Boy I’m tired. What a sissy I am. Just because I woke up before dawn and have been slaving away at revisions all day (except for the times I was walking a very slow exasperating dog I know, which is not exercise but a kind of anti-exercise, a kind of minus exercise) – is that any reason to be tired?! Yes, apparently. Anyway I am. But a reader (an avid reader, in fact, he tells me – my favourite kind) sent me a link to this amusing story, which restored my energy and enthusiasm just enough to jot a note on it. Auckland, Auckland – what are you thinking of? Pull yourself together.
A spiritualist group has been given Auckland ratepayer money so it can teach people to communicate with the dead….When the community development committee met on Wednesday, councillors had some reservations and reduced the amount, said chair Dr Cathy Casey. She said there had been a thorough assessment by council staff, who judged that it met the critera for community assistance funding. Dr Casey said the group did more than communicate with the dead: “There is spriritual communication and healing. We have a vibrant, interesting and colourful community in Auckland city.”
Vibrant, interesting, and colourful. I love that. She means wacked-out, gullible, and loony tunes. Vibrant interesting and colourful indeed. Words like that are great, you know, because they can mean anything. Noisy, time-wasting, deranged, conspicuous, stark staring mad, aggressive, wearing a funny hat – anything. ‘We have a community of absurd people who believe or pretend to believe that it is possible to talk to the dead and that they can teach people how to do it – but it is not quite politic or tactful to say how absurd that is, so what shall we say instead…hmm…we have a community of reality-challenged, gaga, wigged-out imbeciles in Auckland city? No…that’s not quite it…we have a community of brazen con-artists and opportunists in Auckland city? No, that sounds a little too judgmental. I know! They’re vibrant, that’s it! That’s what I say when the neighbours wake me up playing reggae at 3 in the morning, so that’s what I’ll call these nice fruitcakes who want public money to teach people to ‘talk to the dead’ – that’s the ticket!’

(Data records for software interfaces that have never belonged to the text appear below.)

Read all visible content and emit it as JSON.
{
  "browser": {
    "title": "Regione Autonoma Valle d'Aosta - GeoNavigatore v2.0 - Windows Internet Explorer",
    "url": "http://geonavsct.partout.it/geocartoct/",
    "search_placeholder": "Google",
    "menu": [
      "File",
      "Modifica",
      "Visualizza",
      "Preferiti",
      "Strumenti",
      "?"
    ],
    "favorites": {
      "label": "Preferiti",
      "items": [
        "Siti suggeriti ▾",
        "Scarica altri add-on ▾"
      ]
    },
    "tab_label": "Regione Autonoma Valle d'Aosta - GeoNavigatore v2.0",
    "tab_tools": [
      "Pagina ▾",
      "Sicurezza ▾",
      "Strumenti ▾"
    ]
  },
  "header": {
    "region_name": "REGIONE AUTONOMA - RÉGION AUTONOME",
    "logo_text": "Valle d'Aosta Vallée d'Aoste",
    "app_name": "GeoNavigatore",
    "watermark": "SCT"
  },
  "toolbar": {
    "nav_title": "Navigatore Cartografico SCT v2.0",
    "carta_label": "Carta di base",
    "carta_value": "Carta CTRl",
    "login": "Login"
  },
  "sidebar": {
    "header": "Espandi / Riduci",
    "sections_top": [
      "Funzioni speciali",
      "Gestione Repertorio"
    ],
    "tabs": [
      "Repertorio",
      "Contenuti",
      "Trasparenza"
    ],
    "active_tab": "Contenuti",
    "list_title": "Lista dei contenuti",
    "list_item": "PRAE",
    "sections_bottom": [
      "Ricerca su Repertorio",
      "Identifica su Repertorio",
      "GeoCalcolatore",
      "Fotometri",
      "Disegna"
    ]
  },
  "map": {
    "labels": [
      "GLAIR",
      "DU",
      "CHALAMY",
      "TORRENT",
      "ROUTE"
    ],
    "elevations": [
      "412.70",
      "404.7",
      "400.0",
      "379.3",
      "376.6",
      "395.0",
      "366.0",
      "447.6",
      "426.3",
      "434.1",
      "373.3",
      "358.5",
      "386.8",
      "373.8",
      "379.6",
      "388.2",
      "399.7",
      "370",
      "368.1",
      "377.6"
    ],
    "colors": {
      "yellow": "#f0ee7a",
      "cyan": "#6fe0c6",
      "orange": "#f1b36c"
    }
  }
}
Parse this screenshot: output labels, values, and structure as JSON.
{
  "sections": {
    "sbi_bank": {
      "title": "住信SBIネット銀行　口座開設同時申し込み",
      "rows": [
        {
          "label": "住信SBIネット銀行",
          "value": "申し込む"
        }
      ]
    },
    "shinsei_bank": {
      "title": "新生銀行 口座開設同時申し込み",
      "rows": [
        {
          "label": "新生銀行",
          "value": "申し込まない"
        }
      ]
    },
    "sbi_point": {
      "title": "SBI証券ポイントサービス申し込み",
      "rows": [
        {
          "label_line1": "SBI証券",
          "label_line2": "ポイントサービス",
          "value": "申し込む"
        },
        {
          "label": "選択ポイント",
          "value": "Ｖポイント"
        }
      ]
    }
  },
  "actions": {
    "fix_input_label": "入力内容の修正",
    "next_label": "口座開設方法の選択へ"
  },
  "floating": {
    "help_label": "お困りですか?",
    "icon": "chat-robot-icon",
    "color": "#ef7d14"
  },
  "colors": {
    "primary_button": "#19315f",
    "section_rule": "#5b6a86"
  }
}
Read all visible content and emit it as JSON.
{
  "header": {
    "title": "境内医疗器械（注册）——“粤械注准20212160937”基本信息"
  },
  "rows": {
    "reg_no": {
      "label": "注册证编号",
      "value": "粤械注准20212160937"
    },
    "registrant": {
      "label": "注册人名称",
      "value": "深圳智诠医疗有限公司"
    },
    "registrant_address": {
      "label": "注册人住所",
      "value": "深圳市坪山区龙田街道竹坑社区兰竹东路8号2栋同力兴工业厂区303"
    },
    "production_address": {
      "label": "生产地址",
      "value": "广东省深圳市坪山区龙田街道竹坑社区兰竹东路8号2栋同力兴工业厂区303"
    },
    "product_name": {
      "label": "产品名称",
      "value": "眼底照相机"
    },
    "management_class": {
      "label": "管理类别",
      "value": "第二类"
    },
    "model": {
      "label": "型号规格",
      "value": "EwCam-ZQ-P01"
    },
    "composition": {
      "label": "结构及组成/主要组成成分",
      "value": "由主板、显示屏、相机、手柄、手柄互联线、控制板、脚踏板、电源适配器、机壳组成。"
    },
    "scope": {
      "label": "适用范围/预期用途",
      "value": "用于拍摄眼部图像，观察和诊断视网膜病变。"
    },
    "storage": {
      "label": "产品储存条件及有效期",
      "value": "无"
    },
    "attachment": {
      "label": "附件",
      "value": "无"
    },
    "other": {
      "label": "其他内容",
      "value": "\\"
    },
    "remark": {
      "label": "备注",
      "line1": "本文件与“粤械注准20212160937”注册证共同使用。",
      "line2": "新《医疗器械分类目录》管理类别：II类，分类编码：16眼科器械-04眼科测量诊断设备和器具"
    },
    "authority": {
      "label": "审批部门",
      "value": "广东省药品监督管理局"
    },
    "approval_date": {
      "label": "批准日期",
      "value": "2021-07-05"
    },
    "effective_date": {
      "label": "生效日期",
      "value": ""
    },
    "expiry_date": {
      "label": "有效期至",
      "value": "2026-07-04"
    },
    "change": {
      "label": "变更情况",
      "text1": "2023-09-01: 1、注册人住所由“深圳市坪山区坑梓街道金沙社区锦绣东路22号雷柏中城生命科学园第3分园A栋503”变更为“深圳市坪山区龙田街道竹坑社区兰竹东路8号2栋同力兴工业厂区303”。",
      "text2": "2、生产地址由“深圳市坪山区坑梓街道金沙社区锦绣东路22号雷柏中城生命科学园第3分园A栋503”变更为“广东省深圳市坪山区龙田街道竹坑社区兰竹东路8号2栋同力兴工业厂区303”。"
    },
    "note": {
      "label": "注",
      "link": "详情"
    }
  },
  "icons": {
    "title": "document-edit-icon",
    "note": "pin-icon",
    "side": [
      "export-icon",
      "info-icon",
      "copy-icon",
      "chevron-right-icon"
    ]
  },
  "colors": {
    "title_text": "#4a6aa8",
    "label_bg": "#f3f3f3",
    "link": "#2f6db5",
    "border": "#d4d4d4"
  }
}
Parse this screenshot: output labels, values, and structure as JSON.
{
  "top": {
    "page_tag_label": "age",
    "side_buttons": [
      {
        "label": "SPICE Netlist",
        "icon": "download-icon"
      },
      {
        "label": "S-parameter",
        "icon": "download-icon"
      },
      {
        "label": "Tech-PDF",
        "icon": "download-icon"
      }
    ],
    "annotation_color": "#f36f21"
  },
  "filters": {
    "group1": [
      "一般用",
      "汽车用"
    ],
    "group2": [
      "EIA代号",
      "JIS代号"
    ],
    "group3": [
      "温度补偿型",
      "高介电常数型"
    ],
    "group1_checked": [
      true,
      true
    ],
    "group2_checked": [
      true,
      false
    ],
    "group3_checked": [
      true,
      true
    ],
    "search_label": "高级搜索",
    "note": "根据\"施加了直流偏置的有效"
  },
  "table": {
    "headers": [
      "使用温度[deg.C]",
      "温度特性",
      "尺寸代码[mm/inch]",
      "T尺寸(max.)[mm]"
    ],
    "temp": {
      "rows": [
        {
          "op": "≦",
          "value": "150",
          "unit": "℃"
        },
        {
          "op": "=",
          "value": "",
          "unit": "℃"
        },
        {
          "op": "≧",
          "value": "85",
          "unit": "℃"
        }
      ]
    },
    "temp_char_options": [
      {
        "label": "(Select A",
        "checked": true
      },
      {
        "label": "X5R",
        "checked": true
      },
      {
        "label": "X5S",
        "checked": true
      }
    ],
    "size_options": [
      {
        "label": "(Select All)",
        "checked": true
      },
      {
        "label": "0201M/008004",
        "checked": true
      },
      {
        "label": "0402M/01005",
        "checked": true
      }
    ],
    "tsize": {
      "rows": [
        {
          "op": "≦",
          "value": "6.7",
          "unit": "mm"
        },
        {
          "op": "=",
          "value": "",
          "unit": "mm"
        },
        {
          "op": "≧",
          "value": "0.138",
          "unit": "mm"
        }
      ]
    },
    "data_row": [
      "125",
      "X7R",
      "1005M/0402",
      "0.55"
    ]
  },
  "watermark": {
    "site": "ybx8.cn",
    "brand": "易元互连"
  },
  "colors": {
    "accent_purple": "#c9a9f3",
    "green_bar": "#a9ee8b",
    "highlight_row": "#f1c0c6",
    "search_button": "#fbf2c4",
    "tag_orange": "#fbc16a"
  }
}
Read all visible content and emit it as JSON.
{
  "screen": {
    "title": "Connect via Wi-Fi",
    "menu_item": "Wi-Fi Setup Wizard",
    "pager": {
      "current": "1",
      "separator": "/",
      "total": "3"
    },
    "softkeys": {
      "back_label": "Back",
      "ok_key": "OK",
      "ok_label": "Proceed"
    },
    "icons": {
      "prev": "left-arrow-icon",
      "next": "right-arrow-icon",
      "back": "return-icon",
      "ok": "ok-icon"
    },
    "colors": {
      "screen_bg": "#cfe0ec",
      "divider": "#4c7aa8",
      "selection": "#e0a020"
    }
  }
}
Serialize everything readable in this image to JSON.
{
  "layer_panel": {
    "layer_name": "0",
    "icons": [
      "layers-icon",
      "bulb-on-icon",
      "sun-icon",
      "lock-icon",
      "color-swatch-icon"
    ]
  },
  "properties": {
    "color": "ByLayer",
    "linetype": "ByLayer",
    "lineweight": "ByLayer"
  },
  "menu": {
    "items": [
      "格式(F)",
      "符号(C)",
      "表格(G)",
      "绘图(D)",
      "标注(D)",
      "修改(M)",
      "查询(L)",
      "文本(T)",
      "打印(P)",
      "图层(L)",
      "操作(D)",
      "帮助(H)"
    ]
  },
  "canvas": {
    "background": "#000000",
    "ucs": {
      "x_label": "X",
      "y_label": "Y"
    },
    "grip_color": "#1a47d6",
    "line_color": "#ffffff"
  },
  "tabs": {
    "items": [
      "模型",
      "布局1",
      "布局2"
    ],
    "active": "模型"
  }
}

And not only are they vibrant and colourful, they’re also celebrating diversity. Good thinking, O ye Auckland spiritualists.
Groups became eligible for funding if they were a proper community organisation, open to the public and contributed to Auckland city’s community vision – in this case it was by celebrating diversity, she said…Dr Casey said her personal views on the foundation’s beliefs and practices should not sway her decision to support grants. “Just because you don’t believe doesn’t mean you should deny other people the right to do so.”
True, true. Very true. When you see them weaving their way down the street believing the colourful vibrant stuff they believe, you shouldn’t leap on them and push them to the ground and smack them in the face until they stop believing that vibrant stuff. Quite right. I couldn’t disagree less. Nor should you tear their clothes or fling stones and small branches at them or ask them where they got that shirt and what they mean by it. No indeed. But does that mean that if they ask you for $4500 you should give it to them? Does it mean that if they ask you for $4500 you should give them $2500? Or $25? Or any money in any currency of any denomination at all? I would say no. My considered judgment would be that it does not. Therefore Dr Casey’s ringing statement on the duty not to deny other people the right to believe bullshit leaves me less moved and transported than you might expect. It simply isn’t all that clear that Dr Casey’s clear duty not to throttle the members of Auckland’s spiritual groups entails an equal obligation to hand out largish sums of public money to said groups, and it is even less clear why Dr Casey thinks (as she seems to) that it does. Or why she thinks that her views of the foundation’s beliefs and practices are merely ‘personal’ as opposed to being the sort of thing she ought to be taking into account before doling out cash to any fool group that shoves its head in the council’s door.
That was fun! I feel ever so chipper now. Chipper enough to make myself something to eat and then drag that wretched dog around some more. It’s like dragging a stalled SUV sometimes, I swear. But at least he’s not colourful.